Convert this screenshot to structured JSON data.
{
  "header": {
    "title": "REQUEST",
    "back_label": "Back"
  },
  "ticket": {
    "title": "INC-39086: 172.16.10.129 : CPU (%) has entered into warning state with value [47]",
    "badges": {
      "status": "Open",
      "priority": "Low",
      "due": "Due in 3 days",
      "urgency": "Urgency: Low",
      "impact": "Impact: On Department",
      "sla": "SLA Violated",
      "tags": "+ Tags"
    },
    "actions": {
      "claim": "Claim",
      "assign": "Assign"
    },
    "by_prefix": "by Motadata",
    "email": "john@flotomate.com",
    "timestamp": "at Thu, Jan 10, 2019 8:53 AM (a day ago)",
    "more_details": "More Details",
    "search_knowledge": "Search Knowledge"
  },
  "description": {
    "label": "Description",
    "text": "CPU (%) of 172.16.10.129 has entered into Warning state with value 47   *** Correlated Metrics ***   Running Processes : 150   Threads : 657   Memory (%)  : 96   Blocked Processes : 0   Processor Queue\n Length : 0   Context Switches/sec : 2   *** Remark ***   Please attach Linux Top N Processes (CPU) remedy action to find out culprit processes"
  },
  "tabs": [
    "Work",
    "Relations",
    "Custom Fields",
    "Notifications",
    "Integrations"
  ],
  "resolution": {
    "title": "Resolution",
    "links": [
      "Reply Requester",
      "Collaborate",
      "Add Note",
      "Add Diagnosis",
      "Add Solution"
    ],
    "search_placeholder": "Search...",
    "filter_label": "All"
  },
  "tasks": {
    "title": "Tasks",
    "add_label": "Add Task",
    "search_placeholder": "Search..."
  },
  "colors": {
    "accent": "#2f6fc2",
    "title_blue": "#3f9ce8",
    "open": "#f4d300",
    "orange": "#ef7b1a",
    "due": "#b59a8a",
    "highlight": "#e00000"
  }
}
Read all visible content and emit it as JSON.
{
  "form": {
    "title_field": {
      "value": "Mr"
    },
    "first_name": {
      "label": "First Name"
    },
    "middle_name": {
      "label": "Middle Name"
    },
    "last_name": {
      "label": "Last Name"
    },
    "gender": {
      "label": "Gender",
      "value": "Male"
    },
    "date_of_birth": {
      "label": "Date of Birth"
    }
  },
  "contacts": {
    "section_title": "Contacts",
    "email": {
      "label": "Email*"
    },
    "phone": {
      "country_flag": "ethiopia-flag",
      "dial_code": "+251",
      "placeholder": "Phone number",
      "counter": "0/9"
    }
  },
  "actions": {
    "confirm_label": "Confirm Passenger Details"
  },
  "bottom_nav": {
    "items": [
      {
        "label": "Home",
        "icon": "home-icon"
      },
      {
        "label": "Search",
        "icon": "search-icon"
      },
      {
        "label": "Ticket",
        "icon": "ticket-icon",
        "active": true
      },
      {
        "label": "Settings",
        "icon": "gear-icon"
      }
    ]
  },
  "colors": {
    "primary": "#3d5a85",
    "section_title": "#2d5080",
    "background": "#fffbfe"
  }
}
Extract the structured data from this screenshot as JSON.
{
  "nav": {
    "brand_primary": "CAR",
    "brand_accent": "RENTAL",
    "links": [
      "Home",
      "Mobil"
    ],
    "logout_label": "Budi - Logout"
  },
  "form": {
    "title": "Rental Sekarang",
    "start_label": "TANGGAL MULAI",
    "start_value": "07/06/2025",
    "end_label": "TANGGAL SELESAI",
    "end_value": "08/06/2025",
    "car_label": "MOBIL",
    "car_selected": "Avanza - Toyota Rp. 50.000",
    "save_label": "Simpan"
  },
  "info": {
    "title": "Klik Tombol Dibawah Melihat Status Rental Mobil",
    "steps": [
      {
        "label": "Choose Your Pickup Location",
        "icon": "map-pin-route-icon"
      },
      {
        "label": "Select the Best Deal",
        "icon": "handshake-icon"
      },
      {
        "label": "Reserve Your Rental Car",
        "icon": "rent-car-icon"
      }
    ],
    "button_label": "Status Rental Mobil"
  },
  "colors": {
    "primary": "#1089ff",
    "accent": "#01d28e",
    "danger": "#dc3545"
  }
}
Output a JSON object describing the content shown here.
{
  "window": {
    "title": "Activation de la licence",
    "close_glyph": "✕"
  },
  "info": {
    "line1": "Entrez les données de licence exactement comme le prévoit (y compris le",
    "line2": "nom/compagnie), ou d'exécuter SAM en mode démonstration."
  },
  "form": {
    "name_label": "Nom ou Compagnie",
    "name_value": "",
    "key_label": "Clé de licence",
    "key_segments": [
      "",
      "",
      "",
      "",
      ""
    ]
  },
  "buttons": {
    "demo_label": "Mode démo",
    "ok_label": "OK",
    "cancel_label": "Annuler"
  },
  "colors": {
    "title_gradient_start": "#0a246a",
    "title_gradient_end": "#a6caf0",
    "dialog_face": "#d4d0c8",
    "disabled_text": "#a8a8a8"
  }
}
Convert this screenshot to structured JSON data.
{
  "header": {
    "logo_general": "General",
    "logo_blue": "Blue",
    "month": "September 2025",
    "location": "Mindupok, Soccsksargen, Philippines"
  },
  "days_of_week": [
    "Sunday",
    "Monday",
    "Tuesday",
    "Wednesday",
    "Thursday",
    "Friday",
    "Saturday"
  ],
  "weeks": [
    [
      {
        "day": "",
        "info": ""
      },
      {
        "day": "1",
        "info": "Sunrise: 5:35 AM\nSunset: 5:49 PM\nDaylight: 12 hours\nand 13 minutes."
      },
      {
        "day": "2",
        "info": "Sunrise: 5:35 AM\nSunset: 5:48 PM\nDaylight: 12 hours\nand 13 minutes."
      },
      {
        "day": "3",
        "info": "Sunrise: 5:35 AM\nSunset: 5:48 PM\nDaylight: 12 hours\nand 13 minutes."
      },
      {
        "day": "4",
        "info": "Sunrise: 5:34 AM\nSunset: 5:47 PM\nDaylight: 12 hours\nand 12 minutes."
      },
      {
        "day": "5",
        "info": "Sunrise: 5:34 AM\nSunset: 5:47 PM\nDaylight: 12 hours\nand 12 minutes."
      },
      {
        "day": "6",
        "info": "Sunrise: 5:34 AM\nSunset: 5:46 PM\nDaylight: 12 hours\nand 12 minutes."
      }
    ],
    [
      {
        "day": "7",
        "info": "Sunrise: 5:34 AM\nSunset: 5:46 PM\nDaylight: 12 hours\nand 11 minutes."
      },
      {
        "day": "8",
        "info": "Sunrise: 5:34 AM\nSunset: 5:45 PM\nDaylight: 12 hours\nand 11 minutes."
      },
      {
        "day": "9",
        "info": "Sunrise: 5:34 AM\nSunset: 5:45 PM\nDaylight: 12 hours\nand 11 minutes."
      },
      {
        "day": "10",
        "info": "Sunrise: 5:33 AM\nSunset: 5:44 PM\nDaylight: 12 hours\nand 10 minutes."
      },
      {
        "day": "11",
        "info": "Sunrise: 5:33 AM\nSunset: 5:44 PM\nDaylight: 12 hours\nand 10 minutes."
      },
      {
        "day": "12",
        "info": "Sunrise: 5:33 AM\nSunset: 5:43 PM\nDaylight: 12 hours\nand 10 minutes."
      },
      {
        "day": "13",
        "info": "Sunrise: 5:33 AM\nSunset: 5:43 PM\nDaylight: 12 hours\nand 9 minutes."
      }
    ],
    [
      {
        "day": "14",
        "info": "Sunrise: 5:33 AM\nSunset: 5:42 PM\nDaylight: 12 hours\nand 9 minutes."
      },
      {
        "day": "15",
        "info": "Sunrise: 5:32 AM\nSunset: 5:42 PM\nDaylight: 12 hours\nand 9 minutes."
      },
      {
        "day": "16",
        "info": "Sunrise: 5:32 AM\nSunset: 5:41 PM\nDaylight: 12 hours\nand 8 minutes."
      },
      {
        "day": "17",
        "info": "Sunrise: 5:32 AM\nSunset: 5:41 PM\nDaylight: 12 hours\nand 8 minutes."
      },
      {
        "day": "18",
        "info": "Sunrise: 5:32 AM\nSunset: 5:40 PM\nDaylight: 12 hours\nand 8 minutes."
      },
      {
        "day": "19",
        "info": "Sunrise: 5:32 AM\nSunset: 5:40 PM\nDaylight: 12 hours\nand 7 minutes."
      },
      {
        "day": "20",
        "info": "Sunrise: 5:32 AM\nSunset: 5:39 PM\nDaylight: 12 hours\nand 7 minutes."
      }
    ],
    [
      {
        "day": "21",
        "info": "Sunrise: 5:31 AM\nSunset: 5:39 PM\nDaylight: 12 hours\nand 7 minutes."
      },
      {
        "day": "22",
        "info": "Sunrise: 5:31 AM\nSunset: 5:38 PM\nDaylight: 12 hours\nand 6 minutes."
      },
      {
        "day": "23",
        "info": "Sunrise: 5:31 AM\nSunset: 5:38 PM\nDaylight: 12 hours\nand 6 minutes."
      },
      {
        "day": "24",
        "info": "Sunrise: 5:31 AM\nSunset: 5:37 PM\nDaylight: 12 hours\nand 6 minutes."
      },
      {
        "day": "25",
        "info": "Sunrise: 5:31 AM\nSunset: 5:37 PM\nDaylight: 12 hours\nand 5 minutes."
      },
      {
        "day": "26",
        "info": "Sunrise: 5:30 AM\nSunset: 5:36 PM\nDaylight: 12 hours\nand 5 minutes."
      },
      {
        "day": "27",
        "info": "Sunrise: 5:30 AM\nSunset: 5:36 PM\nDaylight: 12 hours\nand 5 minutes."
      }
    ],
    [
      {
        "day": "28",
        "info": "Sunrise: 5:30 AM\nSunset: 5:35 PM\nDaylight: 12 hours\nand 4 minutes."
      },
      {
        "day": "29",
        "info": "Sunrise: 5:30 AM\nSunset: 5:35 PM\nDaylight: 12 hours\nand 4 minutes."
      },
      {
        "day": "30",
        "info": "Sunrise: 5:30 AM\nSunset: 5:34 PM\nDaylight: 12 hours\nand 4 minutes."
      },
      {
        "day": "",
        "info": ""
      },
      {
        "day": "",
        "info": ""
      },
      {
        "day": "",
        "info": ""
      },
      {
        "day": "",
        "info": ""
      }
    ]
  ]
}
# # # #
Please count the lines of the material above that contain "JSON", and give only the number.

→ **Solution to this problem**:
5